Work to be completed: Determine how many lines in the listing below contain "session", then give only that number.
** Given records follows **
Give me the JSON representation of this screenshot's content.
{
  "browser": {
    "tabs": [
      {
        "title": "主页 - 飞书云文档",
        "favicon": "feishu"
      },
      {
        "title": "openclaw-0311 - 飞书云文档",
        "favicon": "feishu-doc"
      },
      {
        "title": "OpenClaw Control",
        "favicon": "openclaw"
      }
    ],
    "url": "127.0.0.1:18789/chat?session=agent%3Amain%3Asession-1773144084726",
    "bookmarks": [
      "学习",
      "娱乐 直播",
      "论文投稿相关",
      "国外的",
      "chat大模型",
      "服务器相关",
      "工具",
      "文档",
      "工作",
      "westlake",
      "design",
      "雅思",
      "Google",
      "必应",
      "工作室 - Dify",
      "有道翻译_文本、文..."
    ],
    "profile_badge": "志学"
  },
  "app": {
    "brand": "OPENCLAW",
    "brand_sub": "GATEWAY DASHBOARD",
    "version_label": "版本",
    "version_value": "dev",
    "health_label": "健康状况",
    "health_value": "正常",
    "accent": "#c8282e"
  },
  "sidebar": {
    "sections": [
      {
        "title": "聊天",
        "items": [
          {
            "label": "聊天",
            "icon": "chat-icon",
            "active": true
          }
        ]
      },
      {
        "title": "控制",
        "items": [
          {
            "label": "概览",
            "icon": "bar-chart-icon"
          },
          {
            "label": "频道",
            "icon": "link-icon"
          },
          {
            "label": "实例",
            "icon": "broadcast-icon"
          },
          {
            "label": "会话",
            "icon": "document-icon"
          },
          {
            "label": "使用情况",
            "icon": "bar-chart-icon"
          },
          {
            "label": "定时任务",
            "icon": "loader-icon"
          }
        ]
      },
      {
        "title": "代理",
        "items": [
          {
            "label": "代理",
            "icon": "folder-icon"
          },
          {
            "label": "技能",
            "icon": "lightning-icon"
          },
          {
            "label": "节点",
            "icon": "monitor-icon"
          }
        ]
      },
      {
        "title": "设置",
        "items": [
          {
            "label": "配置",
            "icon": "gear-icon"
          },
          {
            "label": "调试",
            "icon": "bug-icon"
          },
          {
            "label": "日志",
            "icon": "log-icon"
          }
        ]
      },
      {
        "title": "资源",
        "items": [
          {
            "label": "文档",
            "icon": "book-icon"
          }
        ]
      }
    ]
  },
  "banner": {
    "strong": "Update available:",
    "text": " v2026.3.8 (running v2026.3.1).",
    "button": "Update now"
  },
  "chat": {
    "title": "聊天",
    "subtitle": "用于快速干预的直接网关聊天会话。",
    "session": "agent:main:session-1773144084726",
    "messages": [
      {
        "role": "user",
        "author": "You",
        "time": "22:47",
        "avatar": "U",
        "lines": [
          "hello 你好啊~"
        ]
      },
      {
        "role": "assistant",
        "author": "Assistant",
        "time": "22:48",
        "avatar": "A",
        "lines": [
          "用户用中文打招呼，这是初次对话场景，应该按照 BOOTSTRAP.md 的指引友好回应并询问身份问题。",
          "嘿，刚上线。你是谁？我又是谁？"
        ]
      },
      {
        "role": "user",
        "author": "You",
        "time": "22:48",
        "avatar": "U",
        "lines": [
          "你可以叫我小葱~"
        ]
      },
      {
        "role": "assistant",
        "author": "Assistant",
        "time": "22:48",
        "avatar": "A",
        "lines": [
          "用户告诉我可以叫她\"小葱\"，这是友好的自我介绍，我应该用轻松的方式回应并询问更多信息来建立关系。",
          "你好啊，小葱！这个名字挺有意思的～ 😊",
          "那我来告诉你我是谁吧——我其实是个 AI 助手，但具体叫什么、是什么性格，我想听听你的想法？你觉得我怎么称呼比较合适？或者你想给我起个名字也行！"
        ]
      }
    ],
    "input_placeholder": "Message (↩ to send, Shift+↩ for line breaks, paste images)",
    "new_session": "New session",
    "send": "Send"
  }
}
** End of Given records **
Response to the exercise: 3